Carrillo, Celia, Buvé, Carolien, Panozzo, Agnese, Grauwet, Tara, Hendrickx, Marc
Food chemistry 2017 v.227 pp. 271-279
anthocyanins, bioactive compounds, bioavailability, bioencapsulation, carotenoids, carrots, gastrointestinal system, micelles

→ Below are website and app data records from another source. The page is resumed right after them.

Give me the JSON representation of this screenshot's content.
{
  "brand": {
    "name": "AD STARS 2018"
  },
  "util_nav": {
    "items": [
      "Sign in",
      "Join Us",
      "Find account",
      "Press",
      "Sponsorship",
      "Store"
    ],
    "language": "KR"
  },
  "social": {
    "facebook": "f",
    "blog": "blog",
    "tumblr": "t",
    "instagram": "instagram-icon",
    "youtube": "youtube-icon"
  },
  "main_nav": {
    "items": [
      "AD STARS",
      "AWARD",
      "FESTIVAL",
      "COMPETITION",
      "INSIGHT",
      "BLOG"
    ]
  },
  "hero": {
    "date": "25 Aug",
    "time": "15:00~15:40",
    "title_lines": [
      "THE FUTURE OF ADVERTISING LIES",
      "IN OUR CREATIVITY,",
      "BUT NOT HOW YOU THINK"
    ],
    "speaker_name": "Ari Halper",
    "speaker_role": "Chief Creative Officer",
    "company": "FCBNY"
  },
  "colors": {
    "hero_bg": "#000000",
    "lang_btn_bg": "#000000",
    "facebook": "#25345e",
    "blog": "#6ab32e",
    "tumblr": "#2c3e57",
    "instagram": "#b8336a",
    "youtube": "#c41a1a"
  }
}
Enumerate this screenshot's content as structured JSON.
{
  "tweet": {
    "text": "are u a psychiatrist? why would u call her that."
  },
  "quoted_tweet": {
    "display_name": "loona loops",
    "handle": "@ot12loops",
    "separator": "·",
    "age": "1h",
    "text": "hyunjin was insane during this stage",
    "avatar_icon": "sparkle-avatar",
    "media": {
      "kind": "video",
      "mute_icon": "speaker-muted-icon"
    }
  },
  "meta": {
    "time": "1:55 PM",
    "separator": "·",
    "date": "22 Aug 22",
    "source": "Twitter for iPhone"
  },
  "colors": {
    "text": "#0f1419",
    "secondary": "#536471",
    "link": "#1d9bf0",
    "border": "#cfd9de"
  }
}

Although natural structural barriers are factors limiting nutrient bioaccessibility, their specific role in anthocyanin bioaccessibility is still unknown. To better understand how natural barriers govern bioactive compound bioaccessibility, an experimental approach comparing anthocyanins and carotenoids was designed, using a single plant matrix. Initial results revealed increased anthocyanin bioaccessibility in masticated black carrot. To explain this observation, samples with increasing levels of bioencapsulation (free-compound, homogenized-puree, puree) were examined. While carotenoid bioaccessibility was inversely proportional to the level of bioencapsulation, barrier disruption did not increase anthocyanin bioaccessibility. This means that mechanical processing is of particular importance in the case of carotenoid bioaccessibility. While micelle incorporation is the limiting factor for carotenoid bioaccessibility, anthocyanin degradation under alkaline conditions in the gastrointestinal tract dominates. In the absence of structural barriers, anthocyanin bioaccessibility is greater than that of carotenoids.